IF EVER A U.S. senator wanted to support a strong anti-crime measure and respond directly to pleas from police chiefs across the country, today's the day. S.49 is going to the floor. Unless amended, this bill would gut the current minimal controls on the acquisition of handguns. But with amendments aimed at stopping quick sales, the legislation could be converted into an important anti-crime measure.

No, this isn't another round in the old debate over "gun control." This is a matter of public safety. What the police are seeking in these amendments is in the interest of sportsmen, collectors and anybody else who understands the difference between legitimate purchases of firearms -- for recreation, law enforcement and private security -- and quickie sales of "snubbies" and other concealable handguns to criminals and "impulse" purchasers.

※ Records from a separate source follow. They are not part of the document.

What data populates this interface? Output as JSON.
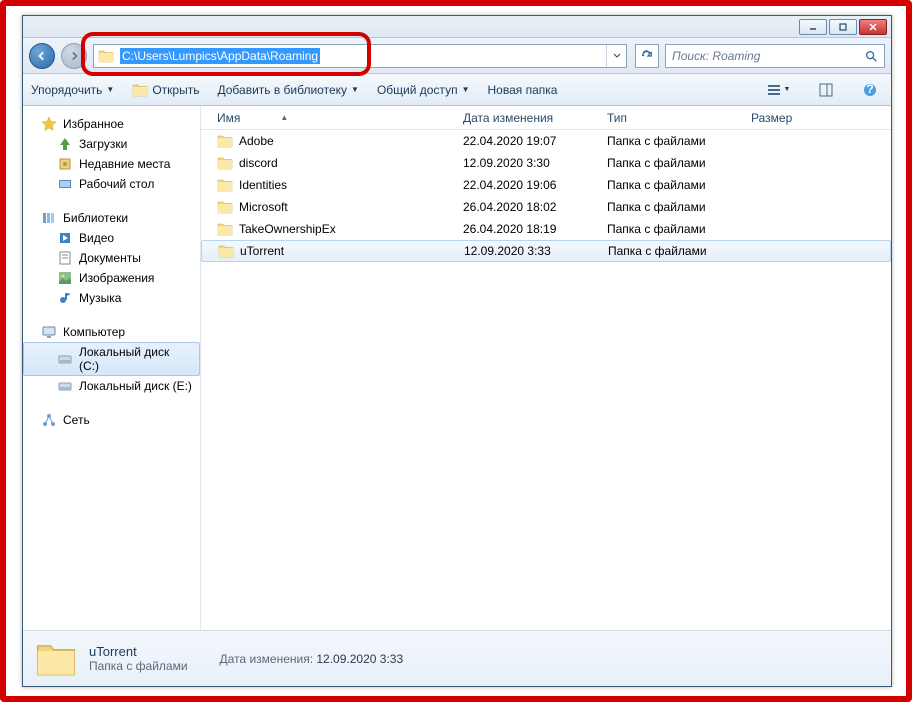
{
  "address": {
    "path": "C:\\Users\\Lumpics\\AppData\\Roaming"
  },
  "search": {
    "placeholder": "Поиск: Roaming"
  },
  "toolbar": {
    "organize": "Упорядочить",
    "open": "Открыть",
    "add_to_library": "Добавить в библиотеку",
    "share": "Общий доступ",
    "new_folder": "Новая папка"
  },
  "sidebar": {
    "favorites": {
      "label": "Избранное",
      "items": [
        "Загрузки",
        "Недавние места",
        "Рабочий стол"
      ]
    },
    "libraries": {
      "label": "Библиотеки",
      "items": [
        "Видео",
        "Документы",
        "Изображения",
        "Музыка"
      ]
    },
    "computer": {
      "label": "Компьютер",
      "items": [
        "Локальный диск (C:)",
        "Локальный диск (E:)"
      ],
      "selected_index": 0
    },
    "network": {
      "label": "Сеть"
    }
  },
  "columns": {
    "name": "Имя",
    "date": "Дата изменения",
    "type": "Тип",
    "size": "Размер"
  },
  "files": [
    {
      "name": "Adobe",
      "date": "22.04.2020 19:07",
      "type": "Папка с файлами"
    },
    {
      "name": "discord",
      "date": "12.09.2020 3:30",
      "type": "Папка с файлами"
    },
    {
      "name": "Identities",
      "date": "22.04.2020 19:06",
      "type": "Папка с файлами"
    },
    {
      "name": "Microsoft",
      "date": "26.04.2020 18:02",
      "type": "Папка с файлами"
    },
    {
      "name": "TakeOwnershipEx",
      "date": "26.04.2020 18:19",
      "type": "Папка с файлами"
    },
    {
      "name": "uTorrent",
      "date": "12.09.2020 3:33",
      "type": "Папка с файлами"
    }
  ],
  "selected_file_index": 5,
  "details": {
    "name": "uTorrent",
    "type": "Папка с файлами",
    "date_label": "Дата изменения:",
    "date_value": "12.09.2020 3:33"
  }
}
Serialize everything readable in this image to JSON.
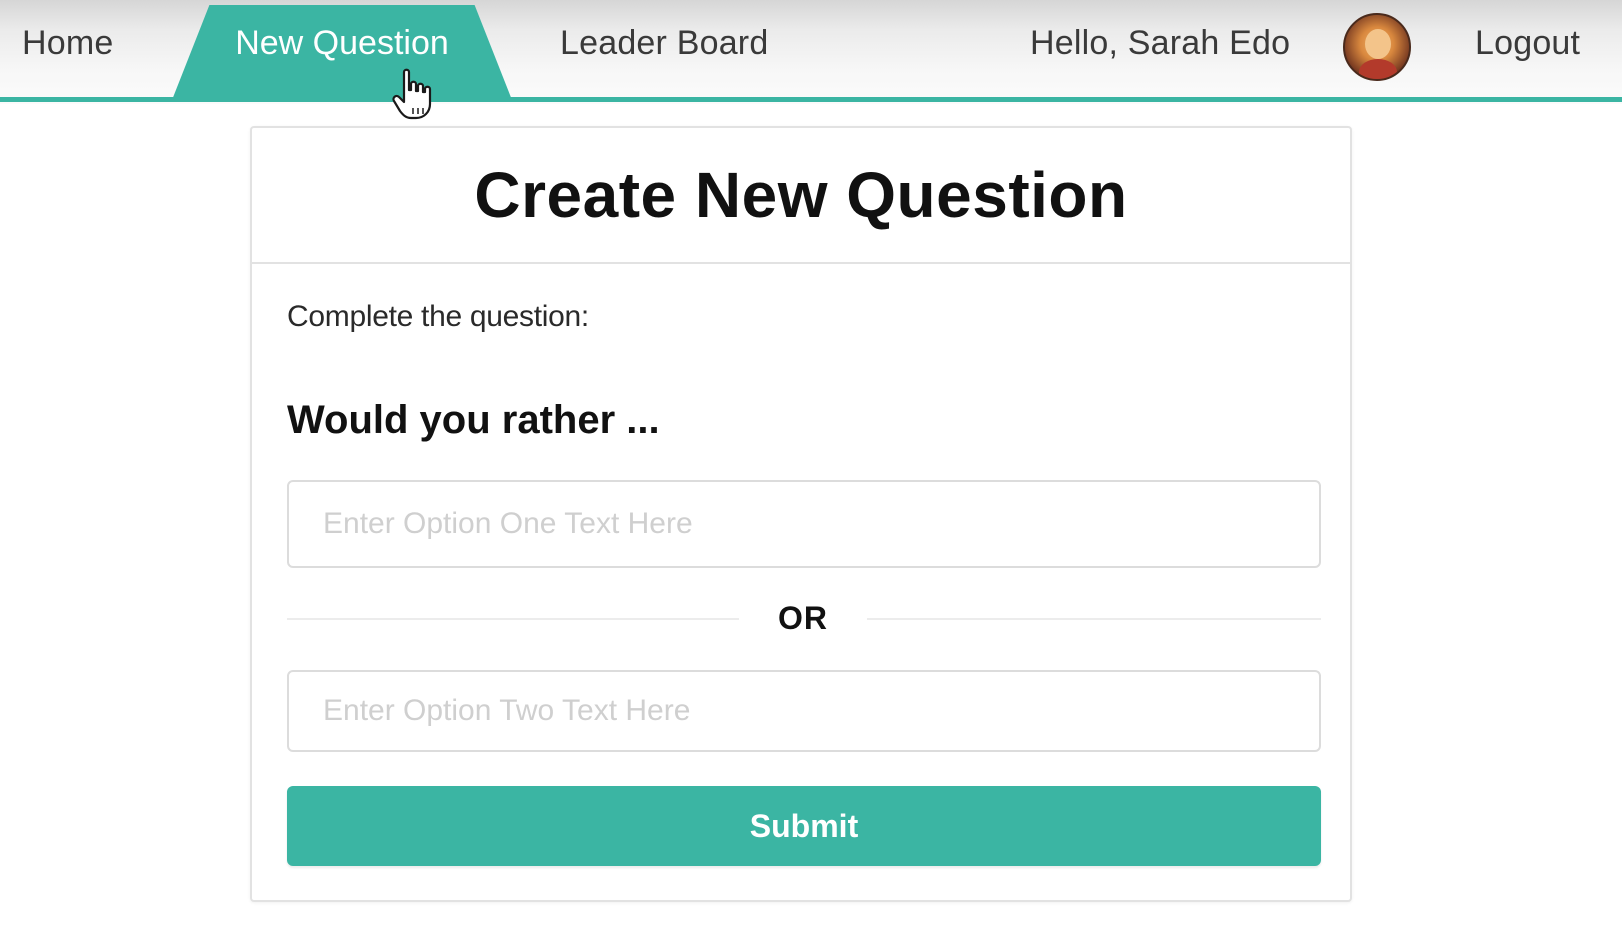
{
  "nav": {
    "home": "Home",
    "new_question": "New Question",
    "leader_board": "Leader Board",
    "greeting": "Hello, Sarah Edo",
    "logout": "Logout",
    "active_tab": "New Question"
  },
  "card": {
    "title": "Create New Question",
    "instruction": "Complete the question:",
    "lead": "Would you rather ...",
    "option_one": {
      "value": "",
      "placeholder": "Enter Option One Text Here"
    },
    "separator": "OR",
    "option_two": {
      "value": "",
      "placeholder": "Enter Option Two Text Here"
    },
    "submit_label": "Submit"
  },
  "colors": {
    "accent": "#3bb5a3",
    "text": "#111111",
    "muted_placeholder": "#cfcfcf",
    "border": "#e2e2e2"
  },
  "icons": {
    "avatar": "avatar",
    "cursor": "hand-pointer-icon"
  }
}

The 14,000-member International Association of Chiefs of Police, the National Organization of Black Law Enforcement Executives, the Fraternal Order of Police, the National Troopers Coalition and the Police Executive Research Forum are calling for two amendments:

*To retain a current prohibition on interstate sales of handguns. Allowing these sales, as the unamended proposal would do, would circumvent existing state and local regulation of handgun traffic and "impair the ability of state and local law enforcement agencies to prevent handguns from being acquired, carried or possessed illegally."

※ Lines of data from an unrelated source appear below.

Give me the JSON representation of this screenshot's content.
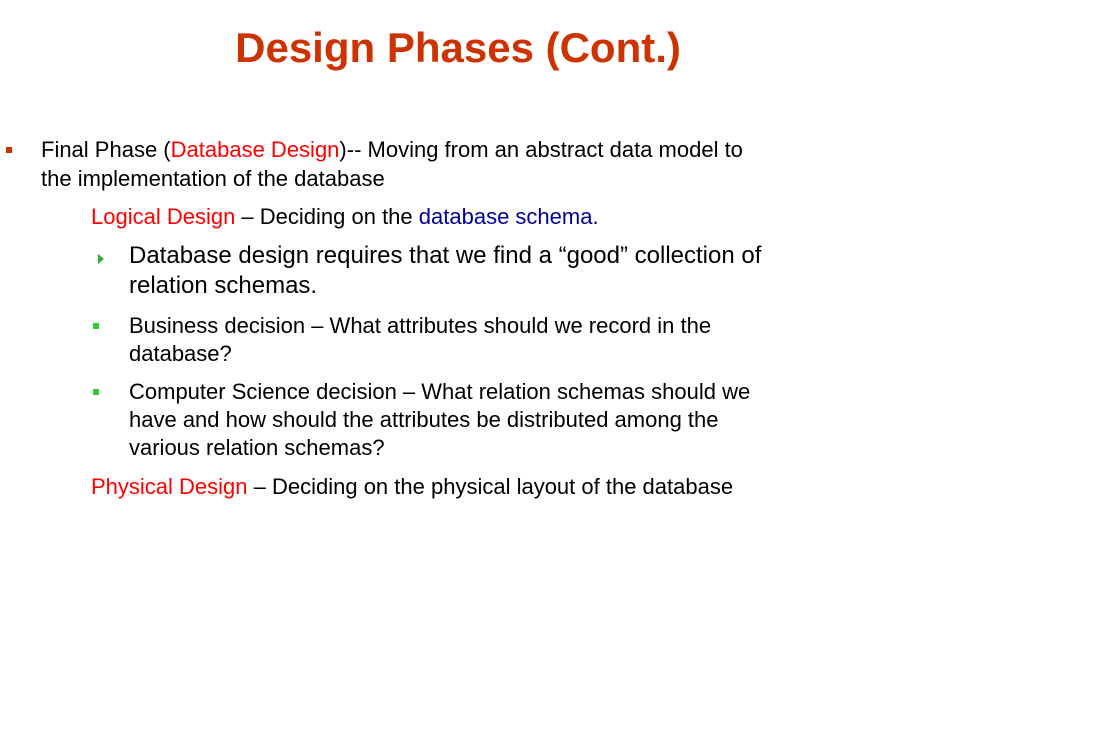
{
  "slide": {
    "title": "Design Phases (Cont.)"
  },
  "bullet1": {
    "label": "Final Phase",
    "paren_open": " (",
    "highlight": "Database Design",
    "rest": ")-- Moving from an abstract data model to",
    "line2": "the implementation of the database"
  },
  "logical": {
    "label": "Logical Design",
    "dash": " –  Deciding on the ",
    "highlight": "database schema",
    "period": "."
  },
  "sub1": {
    "line1": "Database design requires that we find a “good” collection of",
    "line2": "relation schemas."
  },
  "sub2": {
    "line1": "Business decision – What attributes should we record in the",
    "line2": "database?"
  },
  "sub3": {
    "line1": "Computer Science decision –  What relation schemas should we",
    "line2": "have and how should the attributes be distributed among the",
    "line3": "various relation schemas?"
  },
  "physical": {
    "label": "Physical Design",
    "rest": " – Deciding on the physical layout of the database"
  },
  "colors": {
    "title": "#cc3300",
    "highlight_red": "#ff0000",
    "highlight_blue": "#000099",
    "bullet_main": "#cc3300",
    "bullet_sub": "#33cc33"
  },
  "icons": {
    "main_bullet": "square-bullet-icon",
    "sub_bullet_triangle": "triangle-bullet-icon",
    "sub_bullet_square": "square-bullet-icon"
  }
}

*To add a 14-day waiting period for purchases of handguns, in order to facilitate basic records checks. A waiting period was recommended also by the 1981 Attorney General's Task Force on Violent Crime, since "drug addicts, felons, mental defectives and the like are not the best risk for the 'honor system'. . . ."

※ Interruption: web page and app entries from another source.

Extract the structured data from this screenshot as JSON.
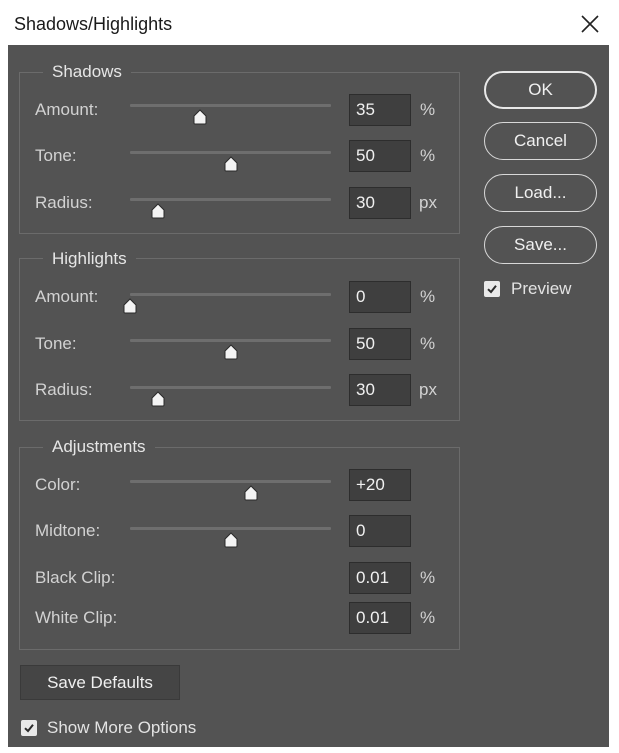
{
  "window": {
    "title": "Shadows/Highlights",
    "close_icon": "close-icon"
  },
  "shadows": {
    "legend": "Shadows",
    "amount": {
      "label": "Amount:",
      "value": "35",
      "unit": "%",
      "slider_fraction": 0.35
    },
    "tone": {
      "label": "Tone:",
      "value": "50",
      "unit": "%",
      "slider_fraction": 0.5
    },
    "radius": {
      "label": "Radius:",
      "value": "30",
      "unit": "px",
      "slider_fraction": 0.14
    }
  },
  "highlights": {
    "legend": "Highlights",
    "amount": {
      "label": "Amount:",
      "value": "0",
      "unit": "%",
      "slider_fraction": 0.0
    },
    "tone": {
      "label": "Tone:",
      "value": "50",
      "unit": "%",
      "slider_fraction": 0.5
    },
    "radius": {
      "label": "Radius:",
      "value": "30",
      "unit": "px",
      "slider_fraction": 0.14
    }
  },
  "adjustments": {
    "legend": "Adjustments",
    "color": {
      "label": "Color:",
      "value": "+20",
      "slider_fraction": 0.6
    },
    "midtone": {
      "label": "Midtone:",
      "value": "0",
      "slider_fraction": 0.5
    },
    "black_clip": {
      "label": "Black Clip:",
      "value": "0.01",
      "unit": "%"
    },
    "white_clip": {
      "label": "White Clip:",
      "value": "0.01",
      "unit": "%"
    }
  },
  "buttons": {
    "ok": "OK",
    "cancel": "Cancel",
    "load": "Load...",
    "save": "Save...",
    "save_defaults": "Save Defaults"
  },
  "preview": {
    "label": "Preview",
    "checked": true
  },
  "show_more": {
    "label": "Show More Options",
    "checked": true
  },
  "colors": {
    "panel": "#535353",
    "input_bg": "#3f3f3f",
    "text": "#d2d2d2",
    "track": "#6e6e6e"
  }
}
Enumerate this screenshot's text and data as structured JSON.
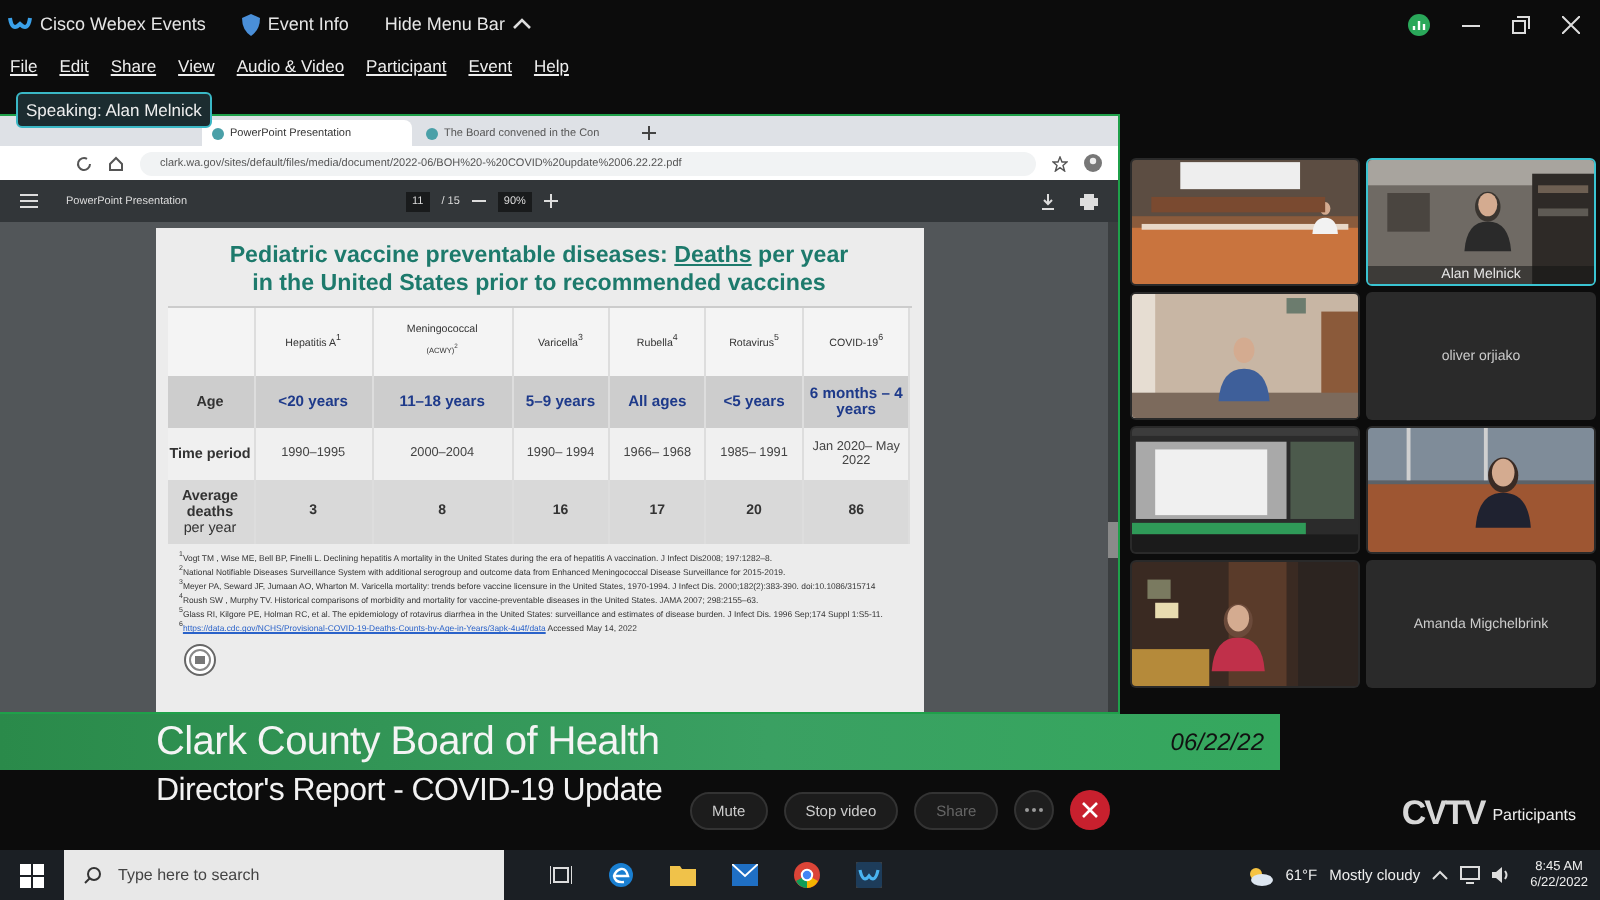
{
  "app_bar": {
    "title": "Cisco Webex Events",
    "event_info": "Event Info",
    "hide_menu": "Hide Menu Bar"
  },
  "menu": [
    "File",
    "Edit",
    "Share",
    "View",
    "Audio & Video",
    "Participant",
    "Event",
    "Help"
  ],
  "speaking": {
    "label": "Speaking:",
    "name": "Alan Melnick"
  },
  "browser": {
    "tabs": [
      {
        "title": "PowerPoint Presentation",
        "selected": true
      },
      {
        "title": "The Board convened in the Con",
        "selected": false
      }
    ],
    "url": "clark.wa.gov/sites/default/files/media/document/2022-06/BOH%20-%20COVID%20update%2006.22.22.pdf",
    "pdf_title": "PowerPoint Presentation",
    "page": "11",
    "pages": "/ 15",
    "zoom": "90%"
  },
  "slide": {
    "title_before": "Pediatric vaccine preventable diseases:",
    "title_underlined": "Deaths",
    "title_after": "per year in the United States prior to recommended vaccines",
    "columns": [
      "Hepatitis A$^{1}$",
      "Meningococcal",
      "Varicella$^{3}$",
      "Rubella$^{4}$",
      "Rotavirus$^{5}$",
      "COVID-19$^{6}$"
    ],
    "column_note": "(ACWY)$^{2}$",
    "rows": [
      {
        "kind": "age",
        "label": "Age",
        "cells": [
          "<20 years",
          "11–18 years",
          "5–9 years",
          "All ages",
          "<5 years",
          "6 months – 4 years"
        ]
      },
      {
        "kind": "period",
        "label": "Time period",
        "cells": [
          "1990–1995",
          "2000–2004",
          "1990– 1994",
          "1966– 1968",
          "1985– 1991",
          "Jan 2020– May 2022"
        ]
      },
      {
        "kind": "deaths",
        "label": "Average deaths",
        "label_note": "per year",
        "cells": [
          "3",
          "8",
          "16",
          "17",
          "20",
          "86"
        ]
      }
    ],
    "footnotes": [
      "$^{1}$Vogt TM , Wise ME, Bell BP, Finelli L. Declining hepatitis A mortality in the United States during the era of hepatitis A vaccination. J Infect Dis2008; 197:1282–8.",
      "$^{2}$National Notifiable Diseases Surveillance System with additional serogroup and outcome data from Enhanced Meningococcal Disease Surveillance for 2015-2019.",
      "$^{3}$Meyer PA, Seward JF, Jumaan AO, Wharton M. Varicella mortality: trends before vaccine licensure in the United States, 1970-1994. J Infect Dis. 2000;182(2):383-390. doi:10.1086/315714",
      "$^{4}$Roush SW , Murphy TV. Historical comparisons of morbidity and mortality for vaccine-preventable diseases in the United States. JAMA 2007; 298:2155–63.",
      "$^{5}$Glass RI, Kilgore PE, Holman RC, et al. The epidemiology of rotavirus diarrhea in the United States: surveillance and estimates of disease burden. J Infect Dis. 1996 Sep;174 Suppl 1:S5-11."
    ],
    "source_mark": "6",
    "source_link": "https://data.cdc.gov/NCHS/Provisional-COVID-19-Deaths-Counts-by-Age-in-Years/3apk-4u4f/data",
    "source_note": "Accessed May 14, 2022"
  },
  "tiles": [
    {
      "kind": "picture",
      "selected": false
    },
    {
      "kind": "picture",
      "name": "Alan Melnick",
      "selected": true
    },
    {
      "kind": "picture",
      "selected": false
    },
    {
      "kind": "name",
      "name": "oliver orjiako",
      "selected": false
    },
    {
      "kind": "picture",
      "selected": false
    },
    {
      "kind": "picture",
      "selected": false
    },
    {
      "kind": "picture",
      "selected": false
    },
    {
      "kind": "name",
      "name": "Amanda Migchelbrink",
      "selected": false
    }
  ],
  "lower_third": {
    "title": "Clark County Board of Health",
    "subtitle": "Director's Report - COVID-19 Update",
    "date": "06/22/22",
    "logo": "CVTV"
  },
  "controls": {
    "mute": "Mute",
    "video": "Stop video",
    "share": "Share",
    "participants": "Participants"
  },
  "taskbar": {
    "search_placeholder": "Type here to search",
    "weather": "61°F",
    "forecast": "Mostly cloudy",
    "time": "8:45 AM",
    "date": "6/22/2022"
  }
}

Several improvements already have been accepted by original sponsors of the bill. One would remove a sloppy proposal that would have barred prosecution of a dealer for violations claimed to have resulted from "simple carelessness." A second change takes out language that would have preempted state and local license-to-carry laws. Another would close a terrible loophole in existing law that allows the importation of parts to make "Saturday Night Specials" -- the handgun that criminals, not sportsmen, love to tote.

What more does any senator need to hear before joining to turn a bad bill into an important move against violent crime?